1. How many reform plans has Rhode Island tried to institute since 2005 to fix the pension system? Do you agree with Ms. Raimondo’s approach? Why or why not?
2. Who did Ms. Raimondo learn was investigating the state and city finances of Rhode Island, as soon as she was sworn in? Why were they investigating?
3. What do the percentages in the article refer to in terms of the calculations made to calculate pension expenses? How do these changes affect the amount of pension expense?
4. In recent months, Ms. Raimondo has crisscrossed the state trying to sell a different plan that would allow the pensions to survive and avoid additional plans within the next couple of years. What type of pension structure is she trying to save? Explain this structure and whether or not it is the most common type for most companies.
5. The article mentioned that when the board voted to lower the projected long-term investment return assumption to 7.5 percent, the state’s pension shortfall instantly rose to $9 billion from $7 billion. Make the journal entry to show this effect.
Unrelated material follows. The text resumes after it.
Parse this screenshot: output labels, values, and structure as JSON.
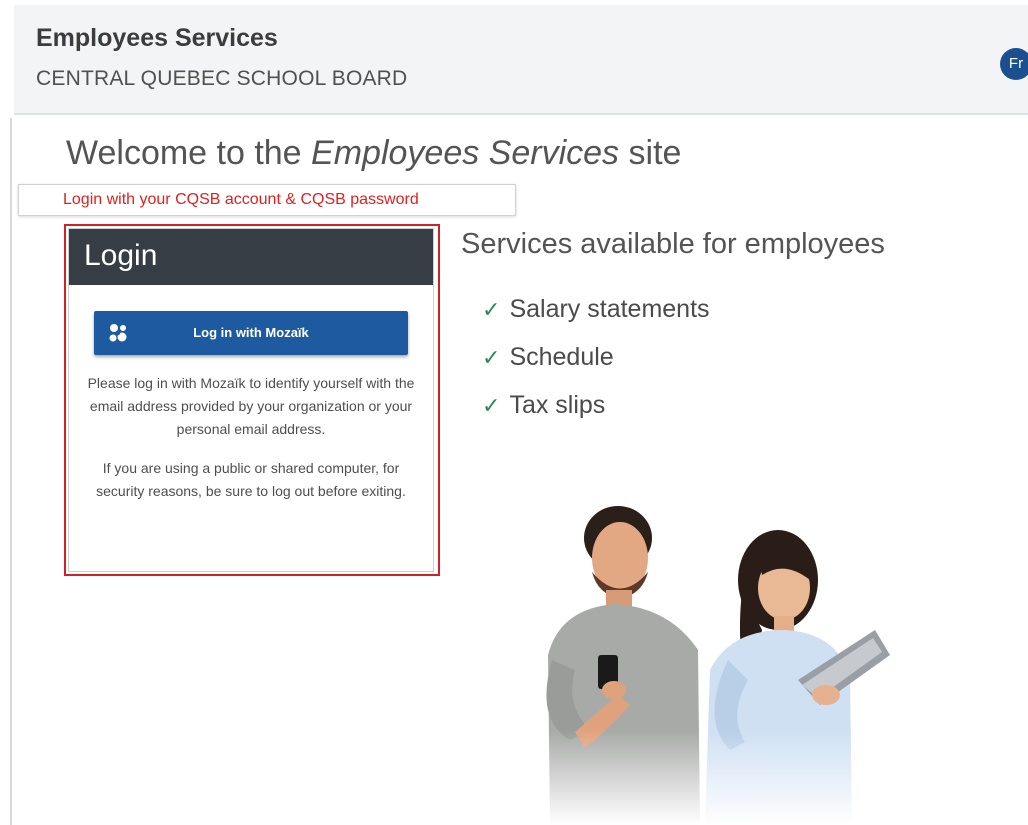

Walsh, M.W. (2011) The Little State With a Big Mess. The New York Times, Oct. 22 (Retrievable online at